There are several different approaches you can use here, @chani, and the best one really depends on details of the application you are using.
When you ask snapcraft to ship a deb or an rpm package in the snap, or even unpack a tarball containing pre-built binaries, the content will be bundled in your snap and will be installed (mounted read-only) in the final system under the /snap/yoursnap/current/ directory. That means you’ll end up with directories which are typically found at the root, such as /usr/bin and /usr/lib under a place they don’t expect, such as /snap/yoursnap/current/usr/bin, etc.
Then, when the application runs, one of these things will happen:
Option 1: application is relocatable
This is the nirvana option, which makes me want to go after developers to buy them tea or beer.
The application might simply not care about where it’s installed, because they have no external resources or looks for them as a path relative to the binary app.
Option 2: application may be configured
In many cases, the application relies on configuration files, environment variables, or even command line flags to tell it where to run. This is very easy to get sorted.
If the application expects a flag defining its root, or perhaps its data directory, simply modify the command: line in the snapcraft.yaml to provide the given flag.
If the application expects a configuration file with its root, that file may be shipped in the snap itself so that it can be pointed to with a flag or similar, or alternatively a copy of that shipped configuration file living in $SNAP
_DATA so that other bits may be tuned at runtime.
If the application expects an environment variable, that may also be sorted directly in snapcraft.yaml by including a section either at the top level or under the application entry, along the lines of:
If the configuration is more complex than that, there’s always the option of replacing the application command in snapcraft.yaml with a shell script shipped in the snap which is tasked with performing the configuration and tuning before the real application runs.
In many well known cases, snapcraft itself will do exactly that and inject the wrapper before the actual application is run so that the real command knows where to find its data, its libraries, etc. Looking into the
meta/snap.yaml file of the built snap, check the commands to understand better how that takes place.
Option 3: rebuild from source
I realize the topic here is pre-built binaries, but it’s worth pointing out that this is always an option assuming the source code is available. That is, rebuilding the software from source it can always be tuned to look into any desired location.
Option 4: chroot
If the software is hardcoded to look into a fixed location, the option is to tune the world around it instead.
If the software doesn’t care about writing anywhere, it’s trivial to call it from a script with:
chroot $SNAP /usr/bin/app

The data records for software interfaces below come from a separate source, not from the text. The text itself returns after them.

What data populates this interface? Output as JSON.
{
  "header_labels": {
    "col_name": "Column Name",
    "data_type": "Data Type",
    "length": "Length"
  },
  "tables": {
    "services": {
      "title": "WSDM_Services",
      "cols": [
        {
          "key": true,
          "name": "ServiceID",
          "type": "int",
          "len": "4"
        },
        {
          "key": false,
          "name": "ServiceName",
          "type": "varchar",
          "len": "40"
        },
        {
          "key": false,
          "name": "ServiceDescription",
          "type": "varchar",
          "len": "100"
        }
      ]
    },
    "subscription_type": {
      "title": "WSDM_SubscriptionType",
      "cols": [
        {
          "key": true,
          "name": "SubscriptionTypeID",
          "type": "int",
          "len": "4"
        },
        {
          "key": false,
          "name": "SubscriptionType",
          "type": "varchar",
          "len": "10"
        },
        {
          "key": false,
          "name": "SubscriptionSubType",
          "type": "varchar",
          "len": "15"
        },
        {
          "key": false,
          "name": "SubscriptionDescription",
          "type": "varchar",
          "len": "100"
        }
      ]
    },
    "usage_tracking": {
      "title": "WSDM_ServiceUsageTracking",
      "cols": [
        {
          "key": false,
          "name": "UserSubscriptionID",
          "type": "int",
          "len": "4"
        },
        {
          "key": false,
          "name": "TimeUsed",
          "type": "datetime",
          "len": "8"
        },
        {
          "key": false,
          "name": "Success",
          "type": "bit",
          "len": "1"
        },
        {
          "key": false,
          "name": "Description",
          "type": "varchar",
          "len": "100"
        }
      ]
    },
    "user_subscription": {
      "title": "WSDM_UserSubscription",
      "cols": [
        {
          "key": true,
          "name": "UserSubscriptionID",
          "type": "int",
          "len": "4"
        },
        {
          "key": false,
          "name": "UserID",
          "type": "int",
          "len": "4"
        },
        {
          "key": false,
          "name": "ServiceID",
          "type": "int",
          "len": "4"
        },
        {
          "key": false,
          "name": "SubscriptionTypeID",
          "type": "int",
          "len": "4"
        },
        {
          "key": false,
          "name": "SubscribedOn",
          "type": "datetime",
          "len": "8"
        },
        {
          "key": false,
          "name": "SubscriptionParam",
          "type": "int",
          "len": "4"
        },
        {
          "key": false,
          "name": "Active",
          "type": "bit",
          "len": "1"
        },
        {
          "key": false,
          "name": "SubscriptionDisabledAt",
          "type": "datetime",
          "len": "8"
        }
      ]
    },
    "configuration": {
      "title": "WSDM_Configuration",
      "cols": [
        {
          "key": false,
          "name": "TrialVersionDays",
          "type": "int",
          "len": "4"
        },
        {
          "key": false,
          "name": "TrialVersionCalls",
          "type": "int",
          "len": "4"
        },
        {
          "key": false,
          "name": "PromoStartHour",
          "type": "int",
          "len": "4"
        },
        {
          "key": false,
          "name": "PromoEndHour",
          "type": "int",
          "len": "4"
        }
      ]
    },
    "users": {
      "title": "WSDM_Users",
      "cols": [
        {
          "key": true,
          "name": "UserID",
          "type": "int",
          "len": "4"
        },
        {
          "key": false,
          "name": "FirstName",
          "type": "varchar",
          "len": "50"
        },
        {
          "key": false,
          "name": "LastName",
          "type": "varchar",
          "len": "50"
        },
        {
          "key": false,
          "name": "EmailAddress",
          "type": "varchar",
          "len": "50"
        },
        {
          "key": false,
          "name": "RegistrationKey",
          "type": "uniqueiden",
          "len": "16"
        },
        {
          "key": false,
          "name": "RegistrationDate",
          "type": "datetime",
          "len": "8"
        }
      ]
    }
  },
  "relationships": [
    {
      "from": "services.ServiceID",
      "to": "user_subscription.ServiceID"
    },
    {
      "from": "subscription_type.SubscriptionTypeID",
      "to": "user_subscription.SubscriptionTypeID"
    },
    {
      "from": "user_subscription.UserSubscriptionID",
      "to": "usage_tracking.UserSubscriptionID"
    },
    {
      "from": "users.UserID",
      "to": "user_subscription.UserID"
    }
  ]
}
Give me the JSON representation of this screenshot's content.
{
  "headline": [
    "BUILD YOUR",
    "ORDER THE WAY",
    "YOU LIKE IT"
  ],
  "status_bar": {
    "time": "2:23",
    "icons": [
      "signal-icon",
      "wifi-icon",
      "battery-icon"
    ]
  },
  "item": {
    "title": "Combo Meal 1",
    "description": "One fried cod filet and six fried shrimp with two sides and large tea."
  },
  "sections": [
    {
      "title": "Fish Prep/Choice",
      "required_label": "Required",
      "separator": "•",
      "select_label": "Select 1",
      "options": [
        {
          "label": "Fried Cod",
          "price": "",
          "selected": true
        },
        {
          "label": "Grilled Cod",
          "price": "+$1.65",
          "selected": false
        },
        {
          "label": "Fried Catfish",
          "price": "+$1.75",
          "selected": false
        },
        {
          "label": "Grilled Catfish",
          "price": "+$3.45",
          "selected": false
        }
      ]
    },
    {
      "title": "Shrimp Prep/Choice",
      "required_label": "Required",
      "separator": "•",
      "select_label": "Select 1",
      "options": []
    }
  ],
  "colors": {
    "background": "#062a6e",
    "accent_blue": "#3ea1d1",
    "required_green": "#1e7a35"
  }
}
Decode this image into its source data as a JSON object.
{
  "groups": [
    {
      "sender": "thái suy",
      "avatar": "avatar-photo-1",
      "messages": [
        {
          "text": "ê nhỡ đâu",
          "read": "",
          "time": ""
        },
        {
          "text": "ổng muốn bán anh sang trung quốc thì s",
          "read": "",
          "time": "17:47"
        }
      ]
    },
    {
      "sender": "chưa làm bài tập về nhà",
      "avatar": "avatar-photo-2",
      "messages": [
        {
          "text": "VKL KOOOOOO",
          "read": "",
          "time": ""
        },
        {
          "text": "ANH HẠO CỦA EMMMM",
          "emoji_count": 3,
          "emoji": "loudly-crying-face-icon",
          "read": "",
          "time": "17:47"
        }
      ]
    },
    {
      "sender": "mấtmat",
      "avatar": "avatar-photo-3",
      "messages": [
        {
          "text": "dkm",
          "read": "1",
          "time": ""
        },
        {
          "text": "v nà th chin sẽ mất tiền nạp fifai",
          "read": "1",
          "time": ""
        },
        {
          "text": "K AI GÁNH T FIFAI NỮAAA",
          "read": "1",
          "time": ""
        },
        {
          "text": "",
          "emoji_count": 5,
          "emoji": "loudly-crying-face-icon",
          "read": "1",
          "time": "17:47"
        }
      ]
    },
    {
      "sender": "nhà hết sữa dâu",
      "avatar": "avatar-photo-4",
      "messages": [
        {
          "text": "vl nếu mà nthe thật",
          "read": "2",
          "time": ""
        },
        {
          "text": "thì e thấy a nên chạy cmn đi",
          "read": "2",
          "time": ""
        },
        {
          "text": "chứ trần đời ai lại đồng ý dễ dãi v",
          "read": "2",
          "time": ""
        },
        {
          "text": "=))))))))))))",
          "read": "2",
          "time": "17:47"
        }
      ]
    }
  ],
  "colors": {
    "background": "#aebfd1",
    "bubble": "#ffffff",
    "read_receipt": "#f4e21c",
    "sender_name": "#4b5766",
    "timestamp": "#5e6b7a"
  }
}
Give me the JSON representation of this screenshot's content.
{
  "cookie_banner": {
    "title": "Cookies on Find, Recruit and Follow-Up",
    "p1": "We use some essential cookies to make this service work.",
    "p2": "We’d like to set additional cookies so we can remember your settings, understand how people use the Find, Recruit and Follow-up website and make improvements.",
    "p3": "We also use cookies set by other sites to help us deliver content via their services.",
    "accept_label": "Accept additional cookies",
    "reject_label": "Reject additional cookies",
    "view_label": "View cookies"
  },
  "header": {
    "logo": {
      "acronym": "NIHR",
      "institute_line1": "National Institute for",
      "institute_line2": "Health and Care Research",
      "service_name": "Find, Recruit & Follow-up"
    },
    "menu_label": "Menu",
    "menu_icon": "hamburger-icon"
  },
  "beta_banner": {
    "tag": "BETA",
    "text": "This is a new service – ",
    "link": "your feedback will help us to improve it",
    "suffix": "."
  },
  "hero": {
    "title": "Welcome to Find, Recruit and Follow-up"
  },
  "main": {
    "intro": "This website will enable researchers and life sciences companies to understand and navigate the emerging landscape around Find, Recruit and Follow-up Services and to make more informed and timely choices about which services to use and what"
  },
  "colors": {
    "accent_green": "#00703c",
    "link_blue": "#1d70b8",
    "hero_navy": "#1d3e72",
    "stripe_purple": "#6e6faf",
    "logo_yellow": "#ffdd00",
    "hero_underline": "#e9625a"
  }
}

More likely, though, it’ll want to use some storage, or logs, or temporary files, so that won’t work. If the content of the snap is small enough, it may be copied into a temporary writable directory and have the chroot done there instead.
If that’s not an option, read on.
Option 5: bind mounts
This is the most flexible option of all, but right now it requires the snap to remain in devmode. In the near future, we’ll fix that and make that much easier to do, and it will also work under strict mode.
The idea here is bind-mounting the content you want into specific locations. For example, inside a script used as your app’s command, you can fully replace directories by bind mounting them:
mount --bind /snap/yoursnap/current/opt /optc
This option is extremely flexible and allows pretty much anything to be made to work with enough tuning, but it’s also extremely easy to get wrong, in the sense that you may be making content that you’d like to use later inaccessible. For example, snapctl lives in /usr/bin, so if you want to replace that one it might be good to move the directory elsewhere first.
Once we implement the planned feature, this will be made easier to use.
So those are a few ways in which you can get out of the trouble when using pre-built binaries. There are likely others.
Please let us know how things go for you.